The North American Agreement on Environmental Cooperation (NAAEC) is a side-agreement to the North American Free Trade Agreement (NAFTA), to which the United States, Canada, and Mexico are signatory parties (Parties). A central feature of the NAAEC is its citizen submission on enforcement matters (SEM) process, by which citizens and citizen groups from any of the three signatory countries can call on the NAAEC Secretariat to consider whether a Party is failing to effectively enforce its environmental laws. To date, there have been eighty-one citizen submissions filed against the three Parties. Much of the scholarship surrounding the SEM process has concerned its efficacy, particularly from the perspective of citizens and non-governmental organizations.
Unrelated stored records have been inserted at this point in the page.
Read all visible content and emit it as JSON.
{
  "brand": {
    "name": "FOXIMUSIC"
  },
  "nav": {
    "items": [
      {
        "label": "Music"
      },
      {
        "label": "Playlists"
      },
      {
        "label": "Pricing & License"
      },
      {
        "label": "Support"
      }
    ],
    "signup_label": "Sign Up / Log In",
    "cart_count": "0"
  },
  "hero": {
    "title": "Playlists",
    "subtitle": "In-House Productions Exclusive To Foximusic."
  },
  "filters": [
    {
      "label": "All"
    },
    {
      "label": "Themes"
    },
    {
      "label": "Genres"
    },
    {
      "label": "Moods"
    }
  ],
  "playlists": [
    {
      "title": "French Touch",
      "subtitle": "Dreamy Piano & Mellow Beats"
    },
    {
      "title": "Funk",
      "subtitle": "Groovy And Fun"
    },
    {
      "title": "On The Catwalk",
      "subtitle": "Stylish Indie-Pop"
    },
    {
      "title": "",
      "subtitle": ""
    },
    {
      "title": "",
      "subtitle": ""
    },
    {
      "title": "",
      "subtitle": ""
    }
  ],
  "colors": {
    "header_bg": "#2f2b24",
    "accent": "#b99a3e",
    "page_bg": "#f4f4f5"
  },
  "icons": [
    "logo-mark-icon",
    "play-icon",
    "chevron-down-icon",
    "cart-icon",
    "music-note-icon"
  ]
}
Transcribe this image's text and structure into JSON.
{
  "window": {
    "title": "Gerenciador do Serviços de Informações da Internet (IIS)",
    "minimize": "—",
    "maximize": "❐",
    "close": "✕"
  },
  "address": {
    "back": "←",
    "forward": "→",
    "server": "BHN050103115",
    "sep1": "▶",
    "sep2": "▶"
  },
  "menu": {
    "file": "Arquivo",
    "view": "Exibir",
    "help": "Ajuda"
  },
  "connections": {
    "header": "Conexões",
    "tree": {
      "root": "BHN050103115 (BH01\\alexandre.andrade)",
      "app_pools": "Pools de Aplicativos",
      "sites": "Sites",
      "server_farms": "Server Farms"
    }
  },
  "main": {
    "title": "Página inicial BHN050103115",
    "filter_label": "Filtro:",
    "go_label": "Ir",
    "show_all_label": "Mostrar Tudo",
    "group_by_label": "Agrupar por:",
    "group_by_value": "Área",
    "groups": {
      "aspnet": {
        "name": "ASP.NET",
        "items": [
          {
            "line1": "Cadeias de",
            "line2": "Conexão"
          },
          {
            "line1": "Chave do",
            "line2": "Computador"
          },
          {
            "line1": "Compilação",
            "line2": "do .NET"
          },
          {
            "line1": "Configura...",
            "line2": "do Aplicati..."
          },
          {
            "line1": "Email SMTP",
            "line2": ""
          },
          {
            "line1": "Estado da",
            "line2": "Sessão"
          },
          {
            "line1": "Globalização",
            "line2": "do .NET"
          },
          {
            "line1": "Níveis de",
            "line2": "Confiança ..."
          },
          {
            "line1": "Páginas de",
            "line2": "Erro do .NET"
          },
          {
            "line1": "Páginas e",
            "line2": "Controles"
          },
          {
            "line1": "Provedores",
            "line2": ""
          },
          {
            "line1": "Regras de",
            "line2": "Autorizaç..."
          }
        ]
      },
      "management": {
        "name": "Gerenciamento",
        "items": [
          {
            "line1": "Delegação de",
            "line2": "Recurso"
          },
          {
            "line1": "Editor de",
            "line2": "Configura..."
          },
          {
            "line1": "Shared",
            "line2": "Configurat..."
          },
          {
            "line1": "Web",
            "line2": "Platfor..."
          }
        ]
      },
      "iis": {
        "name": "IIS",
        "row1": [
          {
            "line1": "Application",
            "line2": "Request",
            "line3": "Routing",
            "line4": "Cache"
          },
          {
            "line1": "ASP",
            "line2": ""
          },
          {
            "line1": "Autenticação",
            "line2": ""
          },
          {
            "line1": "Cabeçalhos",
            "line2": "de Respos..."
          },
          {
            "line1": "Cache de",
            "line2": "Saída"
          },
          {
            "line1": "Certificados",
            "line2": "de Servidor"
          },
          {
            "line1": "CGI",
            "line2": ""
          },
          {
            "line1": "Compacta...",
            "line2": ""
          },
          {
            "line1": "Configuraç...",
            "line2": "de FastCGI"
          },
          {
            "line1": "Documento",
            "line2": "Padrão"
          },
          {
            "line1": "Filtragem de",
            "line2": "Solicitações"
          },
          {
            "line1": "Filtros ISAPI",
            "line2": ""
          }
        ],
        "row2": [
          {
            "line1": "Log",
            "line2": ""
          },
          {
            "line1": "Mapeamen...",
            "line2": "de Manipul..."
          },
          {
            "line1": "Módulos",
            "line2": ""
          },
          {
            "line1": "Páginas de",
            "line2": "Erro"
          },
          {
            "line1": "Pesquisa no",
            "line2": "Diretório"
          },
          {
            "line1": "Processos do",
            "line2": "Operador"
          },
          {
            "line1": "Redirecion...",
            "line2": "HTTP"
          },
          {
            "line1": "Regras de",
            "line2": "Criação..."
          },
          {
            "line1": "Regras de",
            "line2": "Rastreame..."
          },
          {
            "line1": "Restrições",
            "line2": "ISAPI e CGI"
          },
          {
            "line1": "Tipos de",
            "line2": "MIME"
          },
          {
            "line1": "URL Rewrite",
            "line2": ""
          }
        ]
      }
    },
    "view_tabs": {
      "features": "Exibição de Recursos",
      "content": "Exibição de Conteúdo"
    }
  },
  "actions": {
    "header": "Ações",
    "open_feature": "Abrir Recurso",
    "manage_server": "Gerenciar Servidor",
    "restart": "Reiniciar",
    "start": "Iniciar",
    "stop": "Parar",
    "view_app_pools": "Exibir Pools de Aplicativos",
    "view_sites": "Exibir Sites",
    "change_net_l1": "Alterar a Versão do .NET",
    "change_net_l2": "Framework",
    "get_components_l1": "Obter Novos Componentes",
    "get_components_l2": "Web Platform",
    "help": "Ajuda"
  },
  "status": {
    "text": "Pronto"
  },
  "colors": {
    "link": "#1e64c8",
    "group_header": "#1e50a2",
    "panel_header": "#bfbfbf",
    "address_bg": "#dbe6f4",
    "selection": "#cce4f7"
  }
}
In contrast, there has been relatively little work done that seeks to understand the manner in which the Parties have interacted with this innovative SEM process. To assess whether and to what extent the SEM process is working, and to envision ways that the process (or analogous ones) might be improved, it is. important to gain a better understanding of how governments perceive and react to processes of this kind. This Article represents a tentative foray into this research area.
For this Article, we examined only SEM submissions against Canada. We used a case-study approach, selecting three cases that help illustrate any trend in the Canadian government's response to SEM submissions. We then sought to understand Canada's responses through three theoretical perspectives: realism, pluralism, and institutionalism. We begin by briefly describing the NAAEC and the SEM process in Part II. Part III lays out three cases in which submitters alleged that Canada had failed to effectively enforce its environmental laws and Canada's responses to each of them. This is followed in Part IV by a discussion of trends in Canada's responses arising from the case studies. In Part V, we analyze Canada's responses through three theoretical perspectives. Finally, Part VI concludes by offering insights for further research.
Chris Tollefson and Anthony Ho,
Understanding Canada's Responses to Citizen Submissions Under the NAAEC, 7 Golden Gate U. Envtl. L.J. 55